“Somebody listened,” he said.
Theology teacher Ed Cox is glad the underclassmen will not have to find other schools.
“I’m happy for all the kids,” he said.
The seniors were as happy as the underclassmen.
“Mr. Cox, we did it,” said senior Gina Montgomery.
Montgomery believes the school is an anchor of the neighborhood.
“I’m beyond-words excited,” she said. “I’m excited that the juniors will get to graduate. It’s an amazing school.”
Sophomore Alanna Rosado bought a hot-off-the-presses T-shirt that read, “St. Hubert’s, We Win. The tradition continues … Forever!!!”
“I’m ecstatic,” she said. “On Jan. 6, I was heartbroken, but I knew from the start that we wouldn’t go down without a fight.”
• • •
Maryanne Rickus, St. Hubert Class of 1981, is glad that, in two years, she’ll get to walk with her daughter, Jenn, down the aisle at the baccalaureate Mass. She had the honor of doing the same with her oldest daughter Jaclyn, Class of 2006.
Rickus thanked Northeast neighborhoods for fighting for the school.
“The $1.3 million that was raised came from middle-class, working families,” she said.

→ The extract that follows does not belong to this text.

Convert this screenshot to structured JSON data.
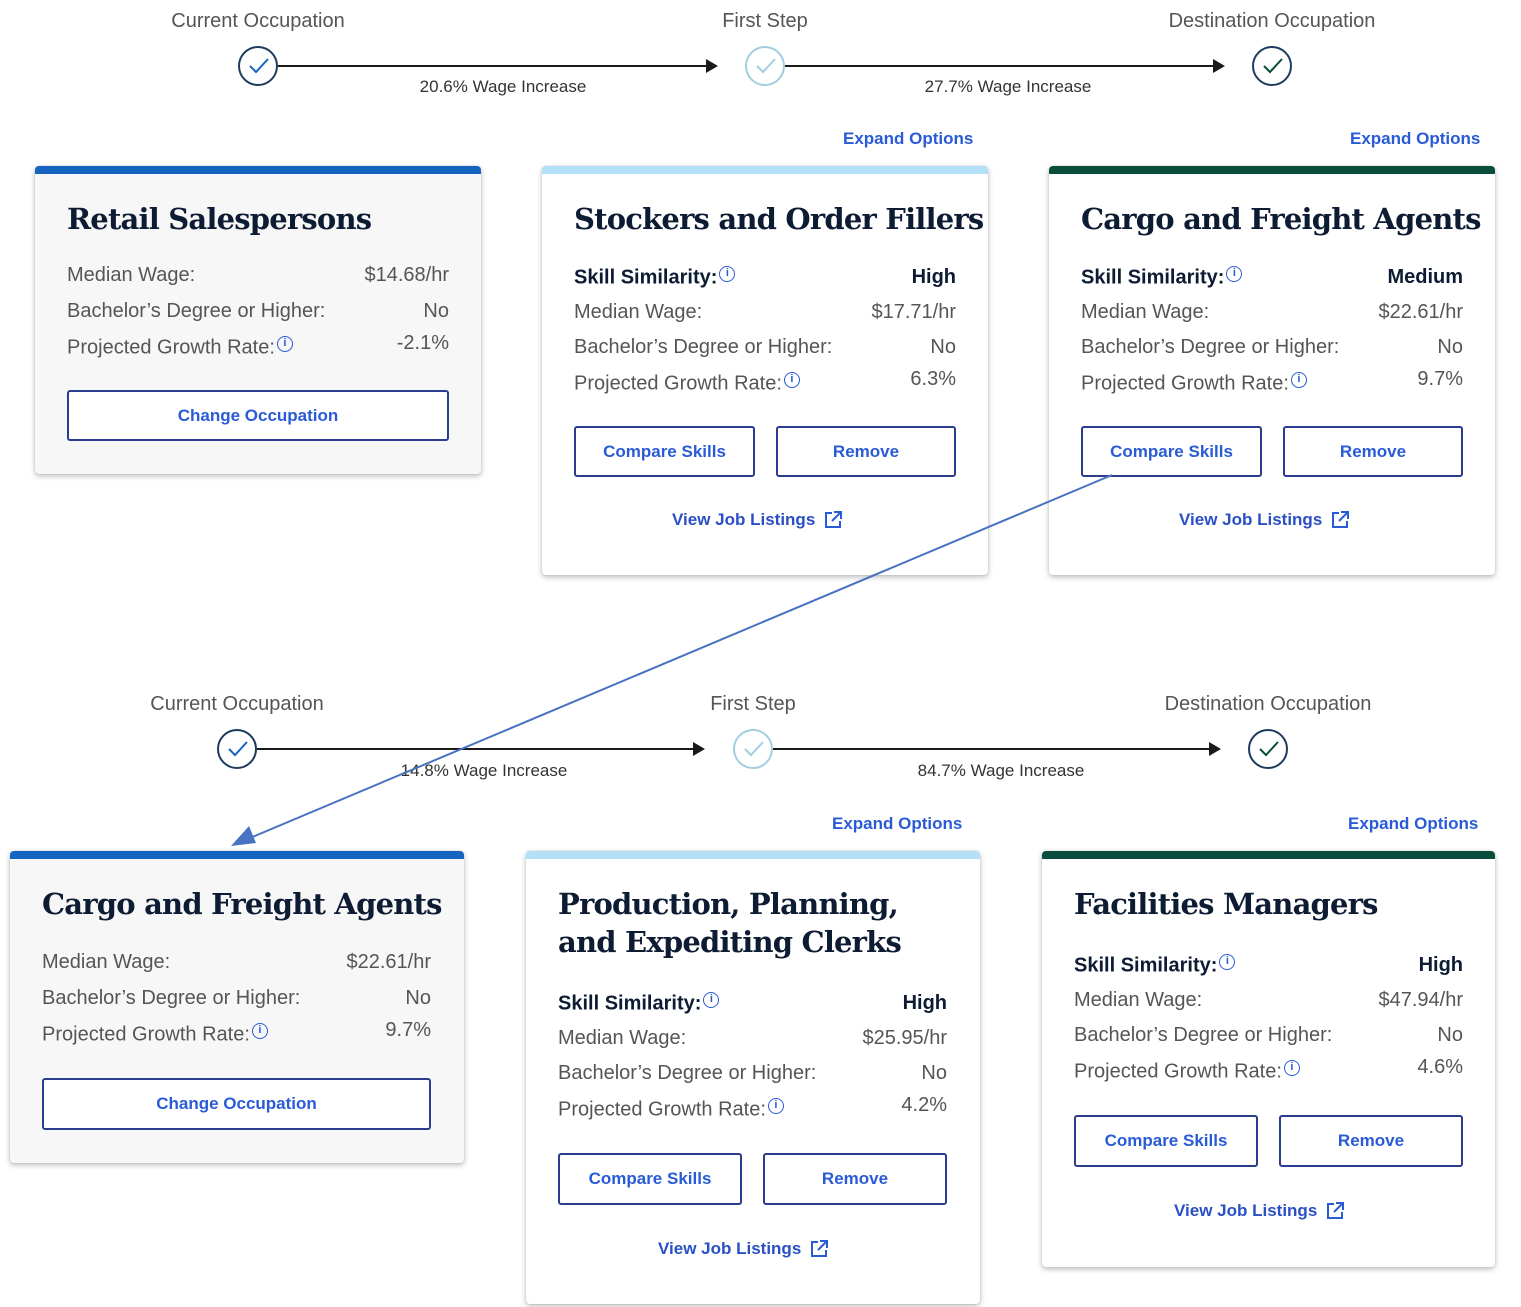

Jenn Rickus did not look at any other high schools during the seven weeks between the two major announcements.
“I didn’t shadow. I didn’t want to go anywhere else,” she said. “I’m thrilled. All the stress is over.”
Sophomore Elizabeth Jones would have gone to Archbishop Ryan had her school closed, but now she’ll be able to spend her final two years at St. Hubert. She’s looking forward to remaining on the Bambies’ soccer and basketball teams. Longtime soccer coach Mickey McGroarty joined the celebration.
“Finally, I woke up from the nightmare,” said a relieved Jones.
Sophomore Hannah Weyler said word started to spread during eighth period that St. Hubert would live.
“I didn’t think we had a chance,” she said of the original announcement. “I’m thankful for the people who helped us through it.”
For St. Hubert to have a long and prosperous future, it will be up to girls such as Brenna Stocklin. The St. Matthew eighth-grader walked into St. Hubert on Friday afternoon to obtain an application form for the 2012-13 academic year.
Brenna’s sister Caitlyn is a St. Hubert sophomore. Her mom, Beth, is a 1986 graduate. Numerous other relatives are current students and alums.
“It’s a home for everyone,” she said. “It will be great to experience such a great school.” ••EndFragment